Peter Petrovich Verigin died of liver and stomach cancer in Saskatoon in 1939 and was buried beside his father at the Verigin Memorial Park in Brilliant. A few weeks later Verigin’s son in the Soviet Union, Peter Petrovich Jr (known as Iastrebov, meaning “the hawk”), was chosen as leader. Peter Petrovich Verigin Sr’s grandson, John J. Verigin*, who had immigrated to Canada in 1928, was selected as secretary of the Union of Spiritual Communities of Christ, which had succeeded the CCUB in 1938. The death of the Canadian Doukhobors’ second leader was to be the harbinger of increased turmoil within the organization and between its more radical elements on the one hand and the state and non-Doukhobors in British Columbia on the other.
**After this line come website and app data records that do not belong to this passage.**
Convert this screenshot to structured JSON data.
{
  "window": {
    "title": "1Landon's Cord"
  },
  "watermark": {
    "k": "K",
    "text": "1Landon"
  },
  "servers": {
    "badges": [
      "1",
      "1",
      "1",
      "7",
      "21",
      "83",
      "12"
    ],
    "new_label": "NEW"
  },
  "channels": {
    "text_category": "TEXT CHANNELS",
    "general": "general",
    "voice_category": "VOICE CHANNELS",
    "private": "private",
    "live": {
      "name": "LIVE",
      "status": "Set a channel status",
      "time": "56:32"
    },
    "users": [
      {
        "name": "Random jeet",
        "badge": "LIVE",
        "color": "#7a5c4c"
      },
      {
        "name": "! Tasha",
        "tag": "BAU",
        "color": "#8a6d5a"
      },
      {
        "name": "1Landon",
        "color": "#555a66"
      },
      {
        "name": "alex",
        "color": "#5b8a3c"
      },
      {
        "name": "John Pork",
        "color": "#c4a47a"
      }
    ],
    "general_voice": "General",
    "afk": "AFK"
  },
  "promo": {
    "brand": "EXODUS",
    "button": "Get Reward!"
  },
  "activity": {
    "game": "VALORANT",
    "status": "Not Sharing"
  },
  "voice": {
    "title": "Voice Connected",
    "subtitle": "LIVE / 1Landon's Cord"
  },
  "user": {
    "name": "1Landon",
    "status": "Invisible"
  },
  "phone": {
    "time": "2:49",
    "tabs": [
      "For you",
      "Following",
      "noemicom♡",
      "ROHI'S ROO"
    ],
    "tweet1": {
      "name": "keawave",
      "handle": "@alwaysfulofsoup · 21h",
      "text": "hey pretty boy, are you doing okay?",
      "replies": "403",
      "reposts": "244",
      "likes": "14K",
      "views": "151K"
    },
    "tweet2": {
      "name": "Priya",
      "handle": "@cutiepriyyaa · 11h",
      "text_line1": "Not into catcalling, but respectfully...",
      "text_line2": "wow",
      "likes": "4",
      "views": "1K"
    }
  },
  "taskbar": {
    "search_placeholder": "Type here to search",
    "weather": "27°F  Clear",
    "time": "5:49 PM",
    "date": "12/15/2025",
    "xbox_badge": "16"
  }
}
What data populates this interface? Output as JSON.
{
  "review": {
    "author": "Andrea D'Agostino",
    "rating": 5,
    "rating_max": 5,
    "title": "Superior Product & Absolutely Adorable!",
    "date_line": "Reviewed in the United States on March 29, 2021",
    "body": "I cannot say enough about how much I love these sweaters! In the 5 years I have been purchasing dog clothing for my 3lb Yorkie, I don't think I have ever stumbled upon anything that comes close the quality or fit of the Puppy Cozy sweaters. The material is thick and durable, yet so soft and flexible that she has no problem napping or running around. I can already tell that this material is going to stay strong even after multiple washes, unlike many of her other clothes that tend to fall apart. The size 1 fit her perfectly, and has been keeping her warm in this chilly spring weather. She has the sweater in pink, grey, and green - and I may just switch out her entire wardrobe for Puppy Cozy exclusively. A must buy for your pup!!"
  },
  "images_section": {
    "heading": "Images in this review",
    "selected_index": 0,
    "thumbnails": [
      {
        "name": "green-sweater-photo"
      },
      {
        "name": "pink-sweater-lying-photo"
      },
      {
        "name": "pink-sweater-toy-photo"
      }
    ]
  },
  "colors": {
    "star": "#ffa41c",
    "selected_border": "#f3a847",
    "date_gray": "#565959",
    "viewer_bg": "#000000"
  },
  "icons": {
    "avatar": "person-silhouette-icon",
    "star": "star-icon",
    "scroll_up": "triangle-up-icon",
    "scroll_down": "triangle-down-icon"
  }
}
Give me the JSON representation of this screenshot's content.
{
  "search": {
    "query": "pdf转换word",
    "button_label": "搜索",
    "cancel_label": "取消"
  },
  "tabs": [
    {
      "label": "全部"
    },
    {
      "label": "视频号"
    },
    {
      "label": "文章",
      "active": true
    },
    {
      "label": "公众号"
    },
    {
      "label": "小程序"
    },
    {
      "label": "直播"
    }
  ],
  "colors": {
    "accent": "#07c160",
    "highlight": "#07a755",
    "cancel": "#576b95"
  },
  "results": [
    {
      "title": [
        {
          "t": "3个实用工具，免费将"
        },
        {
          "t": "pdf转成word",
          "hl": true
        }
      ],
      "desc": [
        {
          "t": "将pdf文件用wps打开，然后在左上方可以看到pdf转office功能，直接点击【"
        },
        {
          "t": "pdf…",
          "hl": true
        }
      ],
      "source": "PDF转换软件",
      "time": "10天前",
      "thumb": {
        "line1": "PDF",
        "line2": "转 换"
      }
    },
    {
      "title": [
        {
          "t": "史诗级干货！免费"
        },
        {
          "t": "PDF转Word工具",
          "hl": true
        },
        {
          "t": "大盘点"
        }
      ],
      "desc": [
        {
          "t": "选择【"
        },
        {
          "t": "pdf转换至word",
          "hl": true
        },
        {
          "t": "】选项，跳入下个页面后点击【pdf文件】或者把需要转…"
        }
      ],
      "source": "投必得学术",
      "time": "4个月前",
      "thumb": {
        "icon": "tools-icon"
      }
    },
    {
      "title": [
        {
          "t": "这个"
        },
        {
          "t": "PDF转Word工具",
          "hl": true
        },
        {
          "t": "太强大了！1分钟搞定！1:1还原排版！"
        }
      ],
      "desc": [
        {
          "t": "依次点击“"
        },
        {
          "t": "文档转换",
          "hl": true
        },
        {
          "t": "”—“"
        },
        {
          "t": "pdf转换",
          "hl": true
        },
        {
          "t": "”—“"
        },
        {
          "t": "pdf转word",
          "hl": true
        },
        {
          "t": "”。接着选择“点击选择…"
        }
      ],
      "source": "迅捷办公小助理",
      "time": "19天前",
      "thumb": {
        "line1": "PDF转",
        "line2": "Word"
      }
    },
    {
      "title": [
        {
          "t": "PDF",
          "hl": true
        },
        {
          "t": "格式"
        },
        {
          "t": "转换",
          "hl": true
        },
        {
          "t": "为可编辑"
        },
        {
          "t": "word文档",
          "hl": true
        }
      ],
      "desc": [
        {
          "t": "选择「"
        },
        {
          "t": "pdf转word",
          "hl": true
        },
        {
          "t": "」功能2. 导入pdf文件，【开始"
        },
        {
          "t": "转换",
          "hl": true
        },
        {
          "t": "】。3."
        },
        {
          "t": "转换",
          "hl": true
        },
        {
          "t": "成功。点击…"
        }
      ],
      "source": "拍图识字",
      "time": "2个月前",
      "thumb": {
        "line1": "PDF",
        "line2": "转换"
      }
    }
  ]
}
Peter Petrovich Verigin’s birth record has not been found and his birth year varies in secondary sources. The probable birth date of 2 Jan. 1881 comes from the Canadian Doukhobors’ website: Union of Spiritual Communities of Christ – Doukhobors, “Verigin Memorial Park – Castlegar”: usccdoukhobors.org/veriginpark/veriginpark.htm (consulted 19 Sept. 2018). For the overall history of the Doukhobor community and relations with the non-Doukhobor world, see George Woodcock and Ivan Avakumovic, The Doukhobors (Toronto, 1968; repr. Ottawa, 1977); K. J. Tarasoff, In search of brotherhood: a history of the Doukhobors (Vancouver, 1963) and Plakun trava [Willow-herb]: the Doukhobors (Grand Forks, B.C., 1982); and A. B. Androsoff, “Spirit wrestling: identity conflict and the Canadian ‘Doukhobor problem,’ 1899–1999” (phd thesis, Univ. of Toronto, 2011). Plakun trava includes excellent photos from Tarasoff’s extensive collection, which is now held at the BCA (PR-0137). For insights into Verigin’s life and times written in Russian and translated into English, see A. P. Markova, “A biography of Peter Petrovitch Verigin-Chistiakov,” in Summarized report: Joint Doukhobor Research Committee symposium meetings, 1974–1982, comp. and trans. E. A. Popoff ([Castlegar, B.C., 1997]), 253–65 (Markova was Verigin’s daughter). Also useful is Kathy Morell, “People and places: the life of Peter P. Verigin,” Saskatchewan Hist. (Saskatoon), 61 (2009), no.1: 26–32. On Verigin’s stormy life in Canada, see LAC, RG76-B-1-a, vol.739, file 527744 (Veregin [sic], Peter (the younger), Doukhobor leader), and J. [P. S.] McLaren, “Wrestling spirits: the strange case of Peter Verigin II,” Canadian Ethnic Studies (Calgary), 27 (1995), no.3: 95–130. The history and outlook of the Sons of Freedom are addressed in J. C. Yerbury, “The ‘Sons of Freedom’ Doukhobors and the Canadian state,” Canadian Ethnic Studies, 16 (1984), no.2: 47–70.
Winnipeg Free Press, 11 Feb. 1939. Yorkton Enterprise (Yorkton, Sask.), 20 Nov. 1931; 2 Feb., 10 May 1932.